Last Updated: February 25, 2024

Typhus is caused by different types of rickettsia bacteria. Rickettsia prowazekii causes epidemic typhus while Rickettsia typhi endemic typhus. Scrub typhus is another variant of disease that is caused by Orientia tsutsugamushi bacteria that is found in larval mites.


What is important to know is that these bacteria are carried by insects like lice, fleas, and ticks. The bites of these insects transmit the bacteria to the person and scratching at the bite area can cause the skin to open up more. This allows the bacteria to have greater access to the bloodstream where it can better reproduce and grow. 


Typhus spreads easier in overcrowded areas where body lice can jump from one person to another. 

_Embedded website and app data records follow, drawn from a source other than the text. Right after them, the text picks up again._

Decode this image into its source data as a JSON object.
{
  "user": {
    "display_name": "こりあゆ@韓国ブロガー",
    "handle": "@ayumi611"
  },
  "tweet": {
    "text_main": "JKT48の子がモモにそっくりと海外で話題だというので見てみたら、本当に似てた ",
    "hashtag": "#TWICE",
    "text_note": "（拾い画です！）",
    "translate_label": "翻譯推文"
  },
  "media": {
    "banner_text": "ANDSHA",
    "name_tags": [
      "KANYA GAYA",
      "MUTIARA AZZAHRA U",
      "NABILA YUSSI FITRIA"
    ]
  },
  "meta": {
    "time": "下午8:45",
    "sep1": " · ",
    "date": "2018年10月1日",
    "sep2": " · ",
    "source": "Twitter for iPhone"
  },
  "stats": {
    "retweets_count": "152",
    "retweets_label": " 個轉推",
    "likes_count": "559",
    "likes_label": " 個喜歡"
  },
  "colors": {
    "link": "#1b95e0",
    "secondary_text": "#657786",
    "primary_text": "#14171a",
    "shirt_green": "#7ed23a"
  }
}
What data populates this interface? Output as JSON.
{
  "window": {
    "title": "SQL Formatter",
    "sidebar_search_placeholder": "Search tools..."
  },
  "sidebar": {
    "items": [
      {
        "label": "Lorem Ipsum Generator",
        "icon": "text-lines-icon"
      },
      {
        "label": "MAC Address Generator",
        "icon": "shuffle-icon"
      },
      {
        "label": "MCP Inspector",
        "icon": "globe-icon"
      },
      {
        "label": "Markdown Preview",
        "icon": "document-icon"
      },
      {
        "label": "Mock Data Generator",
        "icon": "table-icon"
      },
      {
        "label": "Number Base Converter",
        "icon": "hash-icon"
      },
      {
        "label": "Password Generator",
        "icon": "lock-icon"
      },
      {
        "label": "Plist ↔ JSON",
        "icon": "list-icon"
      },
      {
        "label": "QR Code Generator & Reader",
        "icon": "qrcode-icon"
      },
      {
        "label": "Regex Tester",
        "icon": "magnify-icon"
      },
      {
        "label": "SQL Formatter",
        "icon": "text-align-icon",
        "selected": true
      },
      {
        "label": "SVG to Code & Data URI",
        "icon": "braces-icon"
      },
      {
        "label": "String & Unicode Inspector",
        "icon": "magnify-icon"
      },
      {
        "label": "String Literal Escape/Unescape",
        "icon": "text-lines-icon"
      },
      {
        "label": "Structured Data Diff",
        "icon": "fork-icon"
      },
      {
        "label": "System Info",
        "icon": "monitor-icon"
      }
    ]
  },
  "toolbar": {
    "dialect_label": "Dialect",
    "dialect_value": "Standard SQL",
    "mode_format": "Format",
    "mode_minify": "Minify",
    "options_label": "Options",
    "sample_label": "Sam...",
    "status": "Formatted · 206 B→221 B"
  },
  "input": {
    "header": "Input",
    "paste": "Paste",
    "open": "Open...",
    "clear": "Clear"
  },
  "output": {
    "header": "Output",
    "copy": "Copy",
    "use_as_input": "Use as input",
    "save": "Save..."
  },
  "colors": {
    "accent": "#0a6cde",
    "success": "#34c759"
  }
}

Patients with typhus usually show symptoms two weeks after contact with infected body lice. The most common symptoms are:

  • Fever and chills
  • Headache
  • Rapid breathing
  • Body and muscle aches
  • Rash
  • Cough
  • Nausea
  • Vomiting
  • Confusion 

Since the symptoms of this disease are similar to other diseases, the doctor will need the patient’s history to successfully diagnose typhus. Some common questions that physicians may ask their patient’s are:

  • Are you living in a crowded environment?
  • Was there a recent typhus outbreak in your community?
  • Have you traveled abroad recently?

Diagnostic tests can also be ordered by a doctor to confirm typhus. These include:

  • Skin biopsy (skin sample will taken and tested)
  • Blood tests (can indicate presence of infection)
  • Other laboratory tests (Western blot and immunofluorescence test)


Once typhus is successfully diagnosed, antibiotics can be prescribed to the patient to control the infection. Doxycycline is the preferred treatment by most but there are other alternatives such as chloramphenicol for those that are not pregnant and not breastfeeding, and ciprofloxacin for those that cannot be given doxycycline.

Currently, there is no vaccine for typhus so the best way to avoid contracting typhus is by avoiding regions wherein this disease is common. On the other hand, if a person is living in an overcrowded area where typhus is inherent, applying insect repellent to the body and wearing clothes that cover the arms and legs will also lessen the chance of getting this disease. 







Last Updated: February 25, 2024